In Through the Nose
It sounds like a magic trick—performing complex, dangerous brain surgery with no incisions and without touching cranial arteries and nerves. At Pitt, it’s no illusion.
In 1997, Pitt otolaryngologists Carl Snyderman and Ricardo Carrau began to navigate sinuses using endoscopes—devices, equipped with a light and a video camera, used for looking inside a body cavity or organ—to remove malformations from the base of the skull.
“We would stop at the bone that separates the sinuses from the brain,” Snyderman recalls. But more recently, drilling a thumbnail-sized hole through the bottom of the skull, behind the nose, has allowed Snyderman and his colleagues to remove previously inaccessible tumors.

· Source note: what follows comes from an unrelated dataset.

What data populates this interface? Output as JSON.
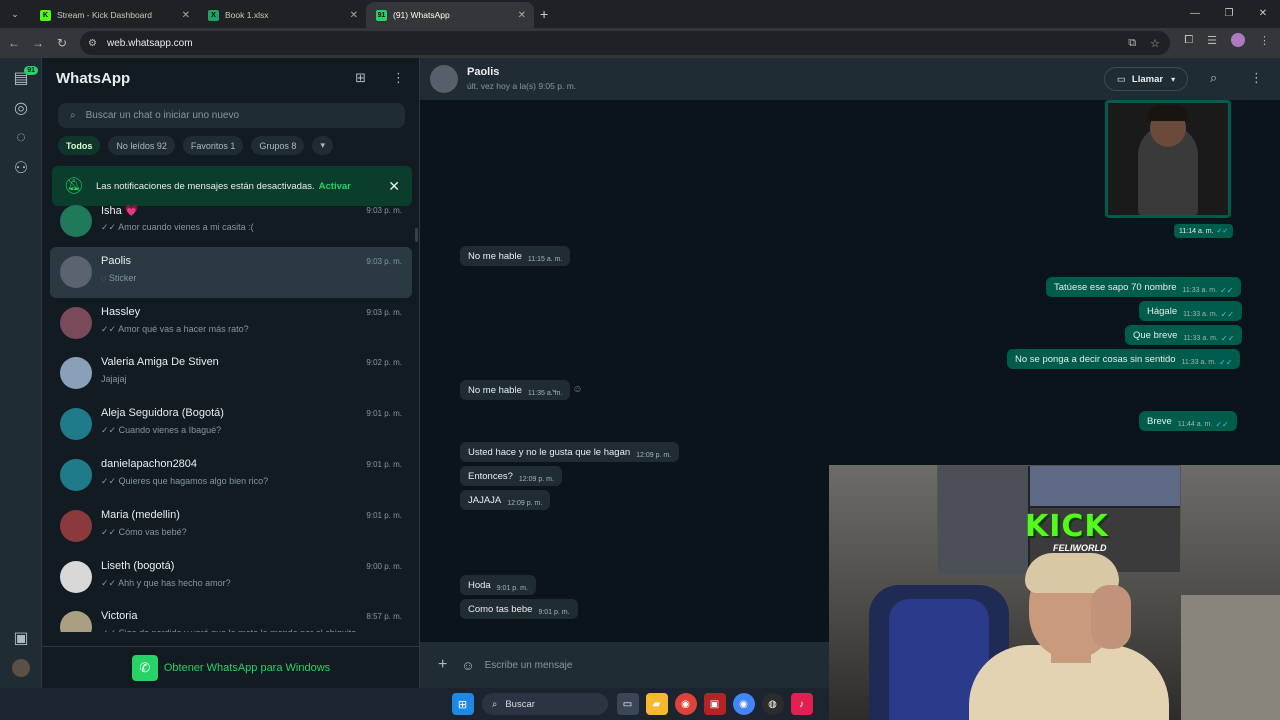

Their work is part of the Endoscopic Neurosurgery/Skull Base Surgery Program at Pitt’s Minimally Invasive Cranial Base Center. At another of the center’s programs, the Cranial Nerve Disorders Program, neurosurgeons, including Michael Horowitz and Paul Gardner, use advanced diagnostic and monitoring techniques to treat patients for conditions like neuralgia (sharp pain in nerves) and vertigo.